### Problem statement
Count the lines in the entries below that include the word "nach". Give nothing but the number.

Interface dataset entries

____________

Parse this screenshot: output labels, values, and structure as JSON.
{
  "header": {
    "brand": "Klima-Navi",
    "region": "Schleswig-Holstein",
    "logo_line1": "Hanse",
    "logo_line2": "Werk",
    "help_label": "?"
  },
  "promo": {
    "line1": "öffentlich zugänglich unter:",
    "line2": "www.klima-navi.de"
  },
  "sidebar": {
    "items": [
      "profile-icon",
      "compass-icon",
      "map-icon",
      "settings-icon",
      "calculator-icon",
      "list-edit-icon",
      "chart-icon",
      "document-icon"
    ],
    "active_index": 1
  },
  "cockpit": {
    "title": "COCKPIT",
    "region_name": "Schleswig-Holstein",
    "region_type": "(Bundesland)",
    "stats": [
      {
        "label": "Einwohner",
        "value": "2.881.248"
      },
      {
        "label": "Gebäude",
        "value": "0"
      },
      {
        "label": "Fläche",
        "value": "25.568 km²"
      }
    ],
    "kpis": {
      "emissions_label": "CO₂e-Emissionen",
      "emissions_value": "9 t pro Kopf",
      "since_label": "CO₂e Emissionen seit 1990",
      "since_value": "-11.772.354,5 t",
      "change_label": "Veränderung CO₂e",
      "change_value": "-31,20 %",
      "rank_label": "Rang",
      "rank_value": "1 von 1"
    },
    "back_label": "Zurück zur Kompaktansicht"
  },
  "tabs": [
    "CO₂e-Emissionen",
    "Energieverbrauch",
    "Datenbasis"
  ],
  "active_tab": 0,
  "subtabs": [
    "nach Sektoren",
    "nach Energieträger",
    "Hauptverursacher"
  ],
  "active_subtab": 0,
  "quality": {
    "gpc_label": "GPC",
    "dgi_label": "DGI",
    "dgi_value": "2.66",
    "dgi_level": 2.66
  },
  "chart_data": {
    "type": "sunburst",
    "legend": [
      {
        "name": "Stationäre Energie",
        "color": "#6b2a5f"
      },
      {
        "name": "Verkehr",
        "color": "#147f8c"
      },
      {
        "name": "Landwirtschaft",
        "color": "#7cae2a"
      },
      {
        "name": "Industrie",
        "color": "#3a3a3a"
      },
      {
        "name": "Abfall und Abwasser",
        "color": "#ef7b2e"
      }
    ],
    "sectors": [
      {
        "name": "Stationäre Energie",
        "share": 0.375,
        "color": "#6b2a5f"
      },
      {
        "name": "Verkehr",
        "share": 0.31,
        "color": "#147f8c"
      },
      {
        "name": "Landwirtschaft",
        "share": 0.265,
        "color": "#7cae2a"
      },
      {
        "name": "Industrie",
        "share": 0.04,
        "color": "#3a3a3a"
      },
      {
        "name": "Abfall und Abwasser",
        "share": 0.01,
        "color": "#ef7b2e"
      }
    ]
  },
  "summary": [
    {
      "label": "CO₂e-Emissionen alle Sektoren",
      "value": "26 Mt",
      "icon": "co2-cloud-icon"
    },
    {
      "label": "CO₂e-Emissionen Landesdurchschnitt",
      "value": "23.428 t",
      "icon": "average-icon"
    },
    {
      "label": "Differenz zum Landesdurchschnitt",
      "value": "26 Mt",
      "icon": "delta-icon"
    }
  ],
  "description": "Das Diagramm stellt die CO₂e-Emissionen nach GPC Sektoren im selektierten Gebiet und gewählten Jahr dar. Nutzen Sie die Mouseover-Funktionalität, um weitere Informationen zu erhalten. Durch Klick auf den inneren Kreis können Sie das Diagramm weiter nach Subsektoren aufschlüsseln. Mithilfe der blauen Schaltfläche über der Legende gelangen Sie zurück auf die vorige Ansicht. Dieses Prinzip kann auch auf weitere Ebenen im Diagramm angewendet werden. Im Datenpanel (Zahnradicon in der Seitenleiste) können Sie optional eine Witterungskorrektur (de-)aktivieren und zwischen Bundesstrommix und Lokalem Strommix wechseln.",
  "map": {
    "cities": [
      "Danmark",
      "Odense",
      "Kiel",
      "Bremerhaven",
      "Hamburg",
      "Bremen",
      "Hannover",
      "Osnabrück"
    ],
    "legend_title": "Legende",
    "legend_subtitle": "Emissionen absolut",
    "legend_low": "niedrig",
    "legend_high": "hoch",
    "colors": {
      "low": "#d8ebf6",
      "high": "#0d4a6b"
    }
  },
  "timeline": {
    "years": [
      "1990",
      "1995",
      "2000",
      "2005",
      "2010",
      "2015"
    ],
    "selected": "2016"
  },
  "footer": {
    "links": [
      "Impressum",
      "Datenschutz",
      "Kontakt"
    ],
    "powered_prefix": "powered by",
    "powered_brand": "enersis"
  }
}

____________

### Answer space
3